  12. 12.
    Puntillo KA, Morris AB, Thompson CL, et al. Pain behaviors observed during six common procedures: results from thunder project II. Crit Care Med. 2004;32:421–427.PubMedCrossRefGoogle Scholar
  13. 13.
    Kamijo Y, Masuda T, Nishikawa T, et al. Cardiovascular response and stress reaction to flumazenil injection in patients under infusion with midazolam. Crit Care Med. 2000;28:318–323.PubMedCrossRefGoogle Scholar
  14. 14.
    Dhonneur G, Kirov K, Slavov V, et al. Effects of an intubating dose of succinylcholine and rocuronium on the larynx and diaphragm: an electromyographic study in humans. Anesthesiology. 1999;90:951–955.PubMedCrossRefGoogle Scholar
  15. 15.
    Gronert GA, Theye RA. Pathophysiology of hyperkalemia induced by succinylcholine. Anesthesiology. 1975;43:89–99.PubMedCrossRefGoogle Scholar
  16. 16.
    Larach Mg, Rosenberg H, Larach Dr, et al. Prediction of malignant hyperthermia susceptibility by clinical signs. Anesthesiology. 1987;66:547–550.PubMedCrossRefGoogle Scholar
  17. 17.
    Murray MJ, Coursin DB, Scuderi PE, et al. Double-blind, randomized, multicenter study of doxacurium vs. pancuronium in intensive care unit patients who require neuromuscular-blocking agents. Crit Care Med. 1995;23:450–458.PubMedCrossRefGoogle Scholar
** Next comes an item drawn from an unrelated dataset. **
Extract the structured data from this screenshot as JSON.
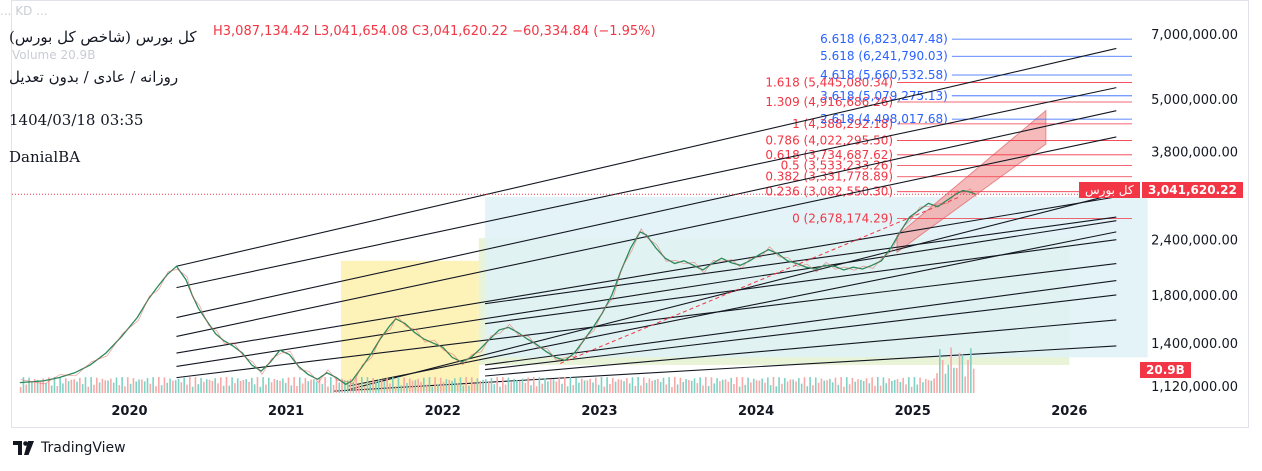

Copyright information

© Springer Science+Business Media, LLC 2010

Authors and Affiliations

  1. 1.Respiratory ICU, Department of Medicine Pulmonary and Critical Care DivisionIntermountain Medical CenterMurrayUSA

Personalised recommendations